Wireless sensors and other small independent devices require power to operate. If the unit is easily accessed and people available, changing batteries is an option. However, there are many situations in which a sensor or other device must be placed somewhere which is difficult to impossible to access later, yet the device must continue to operate for a very long time without maintenance. Batteries large enough to last for years make such devices much larger than necessary, and may leak or degrade in other ways.

Ideally such devices could take energy from their own environment. While a few applications allow the use of solar, commonly this is not an option. On vehicles or operating machinery, however, there are often significant vibrations, both from the engine driving the machinery and from secondary effects of operation, such as a vehicle going over bumps. There is significant energy in these vibrations, especially on the scale of small wireless sensors which require only milliwatts, sometimes less, to operate.
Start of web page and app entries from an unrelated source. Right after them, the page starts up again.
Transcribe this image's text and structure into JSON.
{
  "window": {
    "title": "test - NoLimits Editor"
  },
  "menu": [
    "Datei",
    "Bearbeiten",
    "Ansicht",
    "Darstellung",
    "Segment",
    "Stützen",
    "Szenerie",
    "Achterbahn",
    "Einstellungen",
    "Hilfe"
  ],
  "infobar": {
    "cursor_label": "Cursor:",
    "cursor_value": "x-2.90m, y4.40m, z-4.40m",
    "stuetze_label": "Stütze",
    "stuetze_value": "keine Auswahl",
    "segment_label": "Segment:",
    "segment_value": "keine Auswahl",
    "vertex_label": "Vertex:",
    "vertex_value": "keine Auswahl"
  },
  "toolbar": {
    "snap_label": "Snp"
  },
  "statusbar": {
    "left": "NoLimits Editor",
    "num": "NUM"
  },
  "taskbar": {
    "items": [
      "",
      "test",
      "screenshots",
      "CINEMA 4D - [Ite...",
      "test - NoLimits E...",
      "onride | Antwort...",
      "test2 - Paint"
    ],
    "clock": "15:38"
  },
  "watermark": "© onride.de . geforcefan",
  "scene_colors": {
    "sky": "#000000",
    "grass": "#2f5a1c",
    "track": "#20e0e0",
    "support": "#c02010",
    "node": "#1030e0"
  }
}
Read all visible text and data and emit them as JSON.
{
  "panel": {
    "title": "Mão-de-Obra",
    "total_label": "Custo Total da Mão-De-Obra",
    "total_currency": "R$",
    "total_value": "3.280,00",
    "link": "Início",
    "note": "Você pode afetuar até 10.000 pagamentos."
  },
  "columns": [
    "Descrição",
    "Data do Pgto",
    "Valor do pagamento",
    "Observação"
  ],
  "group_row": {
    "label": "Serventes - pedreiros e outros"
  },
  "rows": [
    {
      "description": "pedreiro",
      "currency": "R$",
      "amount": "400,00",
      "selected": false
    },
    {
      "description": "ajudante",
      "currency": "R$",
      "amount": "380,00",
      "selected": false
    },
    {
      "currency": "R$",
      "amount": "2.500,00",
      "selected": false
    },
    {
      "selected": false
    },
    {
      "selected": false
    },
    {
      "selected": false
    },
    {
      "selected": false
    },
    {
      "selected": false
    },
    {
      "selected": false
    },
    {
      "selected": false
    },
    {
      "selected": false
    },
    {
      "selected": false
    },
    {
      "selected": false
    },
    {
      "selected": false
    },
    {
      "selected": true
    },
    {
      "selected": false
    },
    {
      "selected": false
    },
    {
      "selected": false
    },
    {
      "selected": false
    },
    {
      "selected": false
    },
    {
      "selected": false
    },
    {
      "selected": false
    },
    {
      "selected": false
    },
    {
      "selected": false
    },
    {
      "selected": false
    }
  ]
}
Unfortunately, all commercially available vibration harvesting systems have a fatal flaw when looked at from the view of general applications: they are restricted to harvesting in a very narrow band (a few Hz wide) of frequencies, as they are based on resonant harvesting (the harvesting device resonates strongly with some particular frequencies, becoming efficient at generating usable energy in those frequencies). The problem is that in most general applications, the available vibrations span a wide range of frequencies and no single frequency can be relied upon to be strongly present.

IEM’s Wise Solution
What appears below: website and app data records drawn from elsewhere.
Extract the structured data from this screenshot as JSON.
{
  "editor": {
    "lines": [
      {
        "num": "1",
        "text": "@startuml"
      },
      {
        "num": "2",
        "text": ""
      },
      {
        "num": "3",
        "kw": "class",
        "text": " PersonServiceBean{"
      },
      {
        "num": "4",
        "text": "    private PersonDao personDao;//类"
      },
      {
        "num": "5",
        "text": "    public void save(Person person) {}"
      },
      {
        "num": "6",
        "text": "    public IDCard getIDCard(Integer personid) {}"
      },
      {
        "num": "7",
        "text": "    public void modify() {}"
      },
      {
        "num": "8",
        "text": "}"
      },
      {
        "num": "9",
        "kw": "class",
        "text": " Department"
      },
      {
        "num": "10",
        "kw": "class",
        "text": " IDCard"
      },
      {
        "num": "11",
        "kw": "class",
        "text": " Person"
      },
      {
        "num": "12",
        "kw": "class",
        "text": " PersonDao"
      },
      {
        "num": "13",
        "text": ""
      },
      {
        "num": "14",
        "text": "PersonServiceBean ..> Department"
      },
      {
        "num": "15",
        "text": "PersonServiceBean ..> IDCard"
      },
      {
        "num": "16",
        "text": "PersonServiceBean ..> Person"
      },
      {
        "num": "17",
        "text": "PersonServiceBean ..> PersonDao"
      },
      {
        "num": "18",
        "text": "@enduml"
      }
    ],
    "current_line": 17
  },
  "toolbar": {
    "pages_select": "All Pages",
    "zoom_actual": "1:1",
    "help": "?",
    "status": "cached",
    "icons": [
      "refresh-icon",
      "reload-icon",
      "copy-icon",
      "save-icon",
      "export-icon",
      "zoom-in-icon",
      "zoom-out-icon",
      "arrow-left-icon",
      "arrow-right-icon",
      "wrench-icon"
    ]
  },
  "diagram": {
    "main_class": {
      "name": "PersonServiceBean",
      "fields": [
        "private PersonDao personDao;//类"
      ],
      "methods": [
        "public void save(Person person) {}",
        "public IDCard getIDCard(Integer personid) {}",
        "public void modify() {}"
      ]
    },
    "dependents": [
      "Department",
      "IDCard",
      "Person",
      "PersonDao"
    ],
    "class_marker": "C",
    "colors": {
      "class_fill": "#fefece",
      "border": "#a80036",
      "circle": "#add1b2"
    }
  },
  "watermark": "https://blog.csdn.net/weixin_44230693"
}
This problem is of great interest to IEM as we have multiple wireless sensor projects for use on aircraft and other vehicles which would benefit from an efficient power harvesting solution. Accordingly, IEM has researched a number of approaches and techniques to allow a power harvesting system to operate across a wide variety of frequencies. Many approaches are not practical; for example, while in theory one could construct a cantilevered design which could be self-tuning, the vibrations change too frequently for this to maintain a high efficiency, and are quite complex. Instead, IEM looked at various harvesting methods with an eye to using the efficient core methods and adding to them ways of extending the operating range without having a strong “drop-off” around specific narrow frequency bands. These basic designs have been completed and tested and show very favorable results. IEM continues this research and expects to develop products based on this new technology soon.